Exercise details — Please copy out the lines in the entries that contain "campaign".

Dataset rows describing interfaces
*** Begin section ***
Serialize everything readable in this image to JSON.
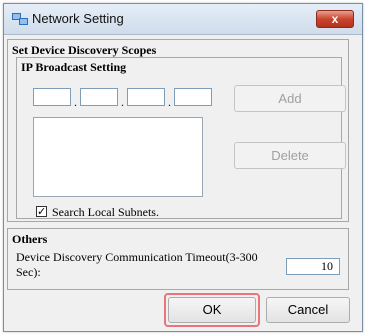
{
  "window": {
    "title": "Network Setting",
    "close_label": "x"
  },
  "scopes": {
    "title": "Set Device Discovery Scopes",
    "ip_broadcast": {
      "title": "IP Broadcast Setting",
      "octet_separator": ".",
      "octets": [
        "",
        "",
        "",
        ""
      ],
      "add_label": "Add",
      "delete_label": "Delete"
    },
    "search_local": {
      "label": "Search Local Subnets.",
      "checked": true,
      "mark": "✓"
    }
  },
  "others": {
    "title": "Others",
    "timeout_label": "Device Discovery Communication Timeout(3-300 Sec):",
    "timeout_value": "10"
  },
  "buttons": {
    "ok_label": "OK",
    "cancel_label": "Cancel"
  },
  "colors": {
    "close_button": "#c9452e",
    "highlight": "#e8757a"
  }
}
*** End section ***
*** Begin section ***
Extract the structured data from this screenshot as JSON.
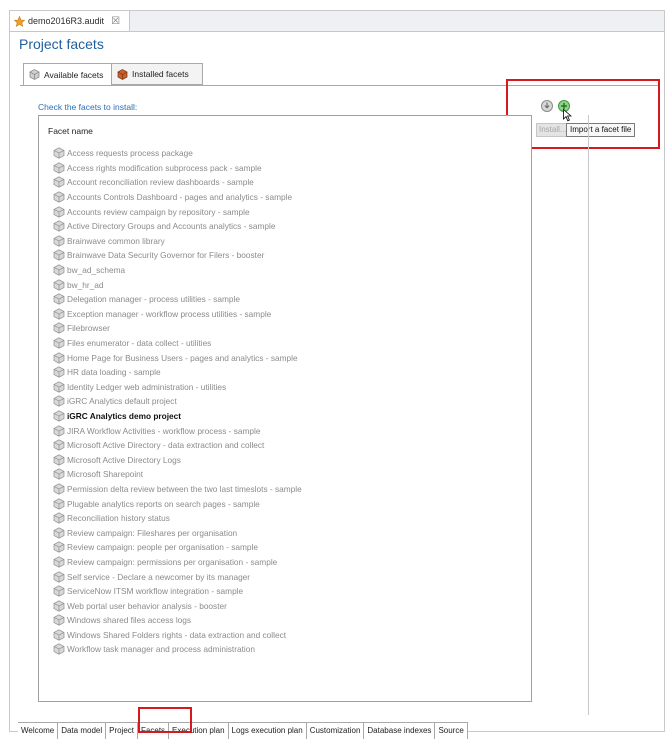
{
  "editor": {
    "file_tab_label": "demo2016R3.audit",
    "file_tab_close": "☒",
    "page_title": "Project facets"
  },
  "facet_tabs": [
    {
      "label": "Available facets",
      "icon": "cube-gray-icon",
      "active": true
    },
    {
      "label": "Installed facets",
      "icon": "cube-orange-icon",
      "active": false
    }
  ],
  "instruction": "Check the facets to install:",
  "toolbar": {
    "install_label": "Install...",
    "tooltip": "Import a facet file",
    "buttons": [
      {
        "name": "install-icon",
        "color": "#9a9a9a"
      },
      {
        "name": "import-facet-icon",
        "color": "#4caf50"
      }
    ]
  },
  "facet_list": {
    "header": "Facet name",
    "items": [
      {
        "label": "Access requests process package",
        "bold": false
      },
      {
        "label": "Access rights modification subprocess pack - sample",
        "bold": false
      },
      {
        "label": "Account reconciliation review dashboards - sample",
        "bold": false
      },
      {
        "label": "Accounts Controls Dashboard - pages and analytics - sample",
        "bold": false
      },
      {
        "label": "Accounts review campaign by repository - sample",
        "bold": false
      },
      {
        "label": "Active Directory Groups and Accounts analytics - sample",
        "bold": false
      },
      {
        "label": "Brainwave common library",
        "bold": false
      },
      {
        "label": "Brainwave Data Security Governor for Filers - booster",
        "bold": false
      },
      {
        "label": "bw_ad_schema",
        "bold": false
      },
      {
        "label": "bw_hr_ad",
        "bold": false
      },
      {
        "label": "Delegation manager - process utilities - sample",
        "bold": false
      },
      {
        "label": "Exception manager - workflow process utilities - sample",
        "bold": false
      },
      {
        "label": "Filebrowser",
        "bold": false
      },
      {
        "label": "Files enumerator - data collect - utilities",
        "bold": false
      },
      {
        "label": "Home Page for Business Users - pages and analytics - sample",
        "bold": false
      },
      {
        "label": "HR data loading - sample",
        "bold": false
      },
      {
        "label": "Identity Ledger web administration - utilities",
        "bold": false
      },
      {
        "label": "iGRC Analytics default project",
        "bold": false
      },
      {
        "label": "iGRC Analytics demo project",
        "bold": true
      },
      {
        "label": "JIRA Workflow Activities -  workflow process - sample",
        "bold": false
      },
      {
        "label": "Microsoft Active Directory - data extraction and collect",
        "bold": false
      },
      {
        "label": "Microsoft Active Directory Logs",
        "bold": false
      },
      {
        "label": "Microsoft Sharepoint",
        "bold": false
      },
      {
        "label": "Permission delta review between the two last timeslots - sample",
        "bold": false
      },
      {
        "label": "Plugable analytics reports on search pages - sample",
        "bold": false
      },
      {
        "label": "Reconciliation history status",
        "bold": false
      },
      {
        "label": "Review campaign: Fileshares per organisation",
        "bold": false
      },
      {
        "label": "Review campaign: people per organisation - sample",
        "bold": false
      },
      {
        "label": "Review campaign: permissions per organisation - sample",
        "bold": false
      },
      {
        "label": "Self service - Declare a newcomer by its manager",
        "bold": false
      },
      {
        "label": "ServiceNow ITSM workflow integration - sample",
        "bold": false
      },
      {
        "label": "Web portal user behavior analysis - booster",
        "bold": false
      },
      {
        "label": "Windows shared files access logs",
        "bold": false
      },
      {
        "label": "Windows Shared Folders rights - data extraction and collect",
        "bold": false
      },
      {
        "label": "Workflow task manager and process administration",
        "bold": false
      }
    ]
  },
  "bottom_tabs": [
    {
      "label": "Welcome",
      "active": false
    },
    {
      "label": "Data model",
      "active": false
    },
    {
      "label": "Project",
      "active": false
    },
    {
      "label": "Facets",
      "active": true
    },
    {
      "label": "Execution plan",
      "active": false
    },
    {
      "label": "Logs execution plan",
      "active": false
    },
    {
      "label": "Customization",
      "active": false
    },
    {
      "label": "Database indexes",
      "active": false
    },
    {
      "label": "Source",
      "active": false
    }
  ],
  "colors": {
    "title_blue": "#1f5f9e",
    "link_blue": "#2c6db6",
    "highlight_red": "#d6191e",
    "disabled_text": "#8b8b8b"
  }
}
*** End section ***
Exercise solution —
        "label": "Accounts review campaign by repository - sample",
        "label": "Review campaign: Fileshares per organisation",
        "label": "Review campaign: people per organisation - sample",
        "label": "Review campaign: permissions per organisation - sample",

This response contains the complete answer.